● Items from a dataset:
--------------------------------------------------

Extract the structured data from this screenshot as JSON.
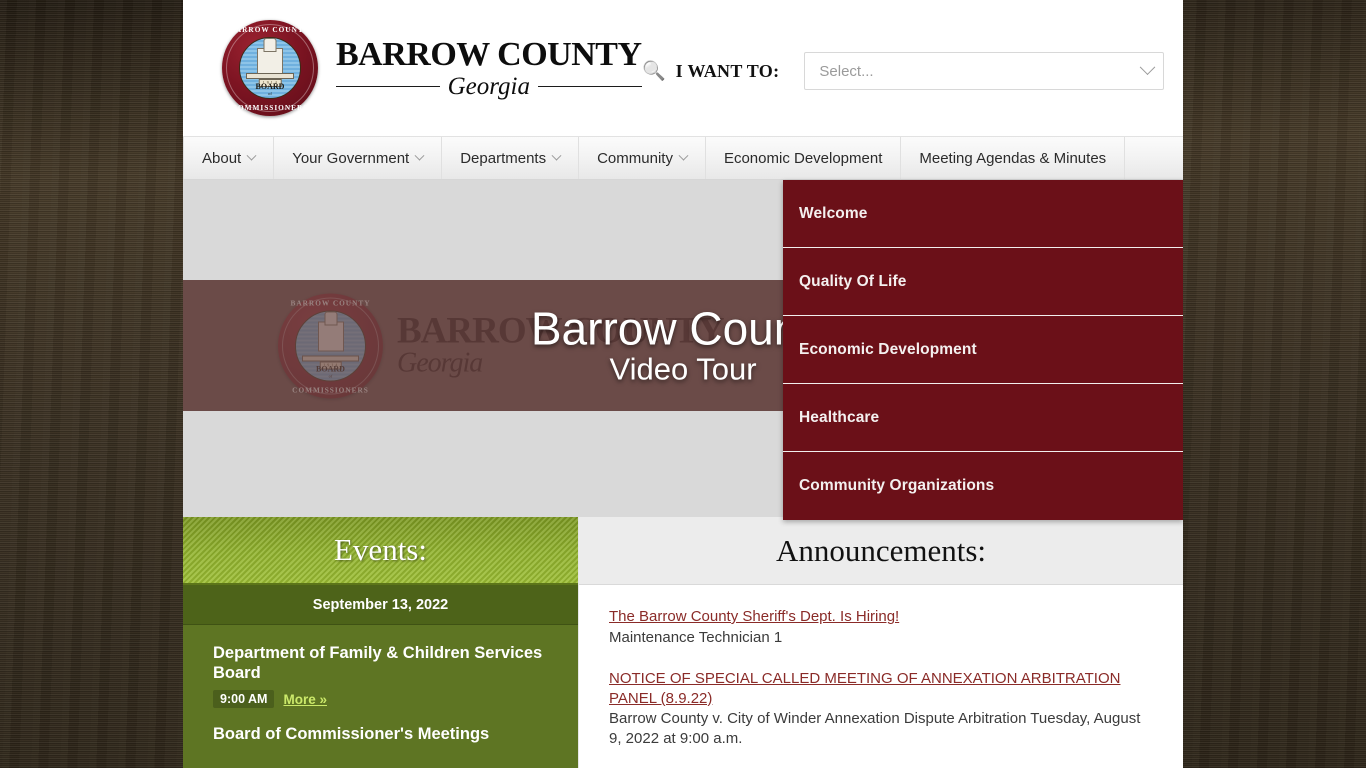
{
  "header": {
    "logo": {
      "seal_top_text": "BARROW COUNTY",
      "seal_bottom_text": "COMMISSIONERS",
      "seal_plaque": "1 9 1 4",
      "seal_board": "BOARD",
      "seal_board_of": "of",
      "wordmark_line1": "BARROW COUNTY",
      "wordmark_line2": "Georgia"
    },
    "search": {
      "icon": "search-icon",
      "label": "I WANT TO:",
      "select_value": "Select...",
      "chevron": "chevron-down-icon"
    }
  },
  "nav": {
    "items": [
      {
        "label": "About",
        "has_caret": true
      },
      {
        "label": "Your Government",
        "has_caret": true
      },
      {
        "label": "Departments",
        "has_caret": true
      },
      {
        "label": "Community",
        "has_caret": true
      },
      {
        "label": "Economic Development",
        "has_caret": false
      },
      {
        "label": "Meeting Agendas & Minutes",
        "has_caret": false
      }
    ]
  },
  "dropdown": {
    "parent": "Community",
    "accent_color": "#6b1018",
    "items": [
      {
        "label": "Welcome"
      },
      {
        "label": "Quality Of Life"
      },
      {
        "label": "Economic Development"
      },
      {
        "label": "Healthcare"
      },
      {
        "label": "Community Organizations"
      }
    ]
  },
  "banner": {
    "title": "Barrow County",
    "subtitle": "Video Tour",
    "watermark_line1": "BARROW COUNTY",
    "watermark_line2": "Georgia",
    "overlay_color": "#6b4b48"
  },
  "events": {
    "heading": "Events:",
    "date": "September 13, 2022",
    "accent_color": "#8aab28",
    "items": [
      {
        "title": "Department of Family & Children Services Board",
        "time": "9:00 AM",
        "more_label": "More »"
      },
      {
        "title": "Board of Commissioner's Meetings",
        "time": "",
        "more_label": ""
      }
    ]
  },
  "announcements": {
    "heading": "Announcements:",
    "link_color": "#8a2b28",
    "items": [
      {
        "link": "The Barrow County Sheriff's Dept. Is Hiring!",
        "desc": "Maintenance Technician 1"
      },
      {
        "link": "NOTICE OF SPECIAL CALLED MEETING OF ANNEXATION ARBITRATION PANEL (8.9.22)",
        "desc": "Barrow County v. City of Winder Annexation Dispute Arbitration Tuesday, August 9, 2022 at 9:00 a.m."
      }
    ]
  }
}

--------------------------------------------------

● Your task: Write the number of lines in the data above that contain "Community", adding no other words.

● Your response: 3